About 140,255 Nova Scotians have signed up to receive a $100 cheque to help replace food that was spoiled after Hurricane Fiona left them without power for more than two days.
Nearly 6,000 Nova Scotians have applied to receive $250 to help with the cost of tree removal. Another several hundred Nova Scotians who were forced to leave their homes because of damage from the storm in late September received $1,000 in provincial emergency funding delivered through the Canadian Red Cross.
Nova Scotians who receive income assistance automatically received an additional $150.
The Halifax Examiner received these and other figures related to hurricane relief programs from Blaise Theriault, a spokesperson for Service Nova Scotia.
All of the programs above are still taking applications, as is the Seniors Care Grant program that provides $250 to low-income seniors. Small businesses can receive a one-time grant of $2,500 if their business was forced to close or sustained damage from the hurricane.
Value of losses estimated at $385 million
Homeowners, tenants, small businesses, and non-profit organizations are all eligible to apply for money to cover “uninsurable losses” from Fiona through the province’s Disaster Mitigation Fund. The province will later apply to Ottawa to recover provincial expenditures tied to storm relief.
So far, there have been only 300 applications to the Disaster Mitigation Fund from people with uninsurable losses. That’s despite the fact applicants will pay no deductible and losses of up to $200,000 may qualify, depending on the circumstances. Examples may include damage to appliances such as furnaces, washers, and dryers or to the structure of the home itself.

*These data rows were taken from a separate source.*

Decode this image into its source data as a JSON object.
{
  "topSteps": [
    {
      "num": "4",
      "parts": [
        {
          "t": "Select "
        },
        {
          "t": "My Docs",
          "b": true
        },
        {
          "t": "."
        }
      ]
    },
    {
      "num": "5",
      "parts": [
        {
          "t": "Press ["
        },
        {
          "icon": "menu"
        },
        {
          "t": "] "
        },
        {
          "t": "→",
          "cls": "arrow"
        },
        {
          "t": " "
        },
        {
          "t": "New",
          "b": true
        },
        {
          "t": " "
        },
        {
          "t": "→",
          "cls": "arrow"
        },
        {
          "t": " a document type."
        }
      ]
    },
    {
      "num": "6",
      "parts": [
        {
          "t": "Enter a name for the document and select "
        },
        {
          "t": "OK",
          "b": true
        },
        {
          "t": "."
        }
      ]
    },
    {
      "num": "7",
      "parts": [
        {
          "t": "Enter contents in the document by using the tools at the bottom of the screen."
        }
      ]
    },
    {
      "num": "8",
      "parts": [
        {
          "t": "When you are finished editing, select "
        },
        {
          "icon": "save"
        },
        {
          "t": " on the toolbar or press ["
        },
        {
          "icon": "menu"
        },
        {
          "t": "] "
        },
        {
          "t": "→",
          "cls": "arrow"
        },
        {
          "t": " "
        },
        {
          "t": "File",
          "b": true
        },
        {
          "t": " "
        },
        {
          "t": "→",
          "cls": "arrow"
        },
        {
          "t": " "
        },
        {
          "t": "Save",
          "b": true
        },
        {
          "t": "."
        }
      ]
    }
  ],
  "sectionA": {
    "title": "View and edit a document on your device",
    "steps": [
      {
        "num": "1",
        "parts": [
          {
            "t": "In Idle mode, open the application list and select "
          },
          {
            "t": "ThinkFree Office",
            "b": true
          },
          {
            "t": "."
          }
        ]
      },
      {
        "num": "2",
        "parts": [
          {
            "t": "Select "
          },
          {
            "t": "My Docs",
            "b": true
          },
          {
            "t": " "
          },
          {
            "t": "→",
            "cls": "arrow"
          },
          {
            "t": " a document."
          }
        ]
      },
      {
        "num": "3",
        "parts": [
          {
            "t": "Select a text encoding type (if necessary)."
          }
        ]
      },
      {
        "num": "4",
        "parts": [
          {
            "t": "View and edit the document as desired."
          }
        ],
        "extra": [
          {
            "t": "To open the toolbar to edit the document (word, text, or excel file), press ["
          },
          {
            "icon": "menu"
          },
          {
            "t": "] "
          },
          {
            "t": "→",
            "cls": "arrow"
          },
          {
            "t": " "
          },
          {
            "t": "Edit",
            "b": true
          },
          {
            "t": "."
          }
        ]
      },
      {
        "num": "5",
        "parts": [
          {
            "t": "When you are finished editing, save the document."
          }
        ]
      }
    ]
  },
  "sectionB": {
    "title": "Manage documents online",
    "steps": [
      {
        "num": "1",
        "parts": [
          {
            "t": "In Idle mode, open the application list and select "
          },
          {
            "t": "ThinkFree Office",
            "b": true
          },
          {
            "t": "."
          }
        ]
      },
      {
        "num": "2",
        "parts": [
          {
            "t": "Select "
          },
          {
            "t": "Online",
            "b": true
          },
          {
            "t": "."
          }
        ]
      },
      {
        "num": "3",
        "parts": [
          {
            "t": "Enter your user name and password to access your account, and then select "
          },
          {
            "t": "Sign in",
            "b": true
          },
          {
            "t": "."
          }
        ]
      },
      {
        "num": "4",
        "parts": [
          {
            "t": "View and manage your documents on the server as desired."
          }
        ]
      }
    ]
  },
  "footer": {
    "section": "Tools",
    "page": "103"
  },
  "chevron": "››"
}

To receive disaster relief for uninsurable losses and avoid double-dipping, potential claimants must include a statement from their insurance company verifying that the insurer will not cover certain losses.
All provincial assistance programs, except one to help farmers with storm damage, are still taking applications. Early estimates from the Insurance Bureau of Canada (IBC) put the value of losses in Nova Scotia resulting from the wide path of destruction in the range of $385 million.
In terms of insurable losses, the IBC ranks Fiona tenth on its Top 10 disaster list. Nova Scotia Power estimates it cost about $48 million to restore electricity to 80% of its customers as a result of downed power lines. That is the utility’s most expensive storm cleanup ever.
Feds to help fund climate projects
The province’s Climate Risk Assessment study, which has been underway since 2018, must be released by the end of December, according to a legislated deadline. It will be closely followed a Climate Adaptation Plan. A National Climate Adaptation Strategy and Action Plan were released last week.
Ottawa is adding $1.6 billion over five years to help provinces and municipalities with flood-mapping, implementation of new building codes to make structures less prone to damage, as well as access to more climate data. Total federal spending on adapting to climate change is budgeted at $8 billion over the next five years. The Insurance Bureau of Canada has said that figure should be doubled.
Although large infrastructure projects such as protecting the Chignecto Isthmus are not eligible, municipal and provincial projects starting at $1 million that could slow coastal erosion, prevent wildfires, and reduce the impact of heat domes like the one which claimed lives in British Columbia are now eligible for federal funding under the Action Plan.
The Government of Canada Adaptation Action Plan says, “By 2030, the average annual loss from disasters is forecast to reach $15.4 billion — a forecast that can be reduced by ambitious adaptation action. Flooding is Canada’s costliest hazard, with average residential costs of $2.9 billion per year.”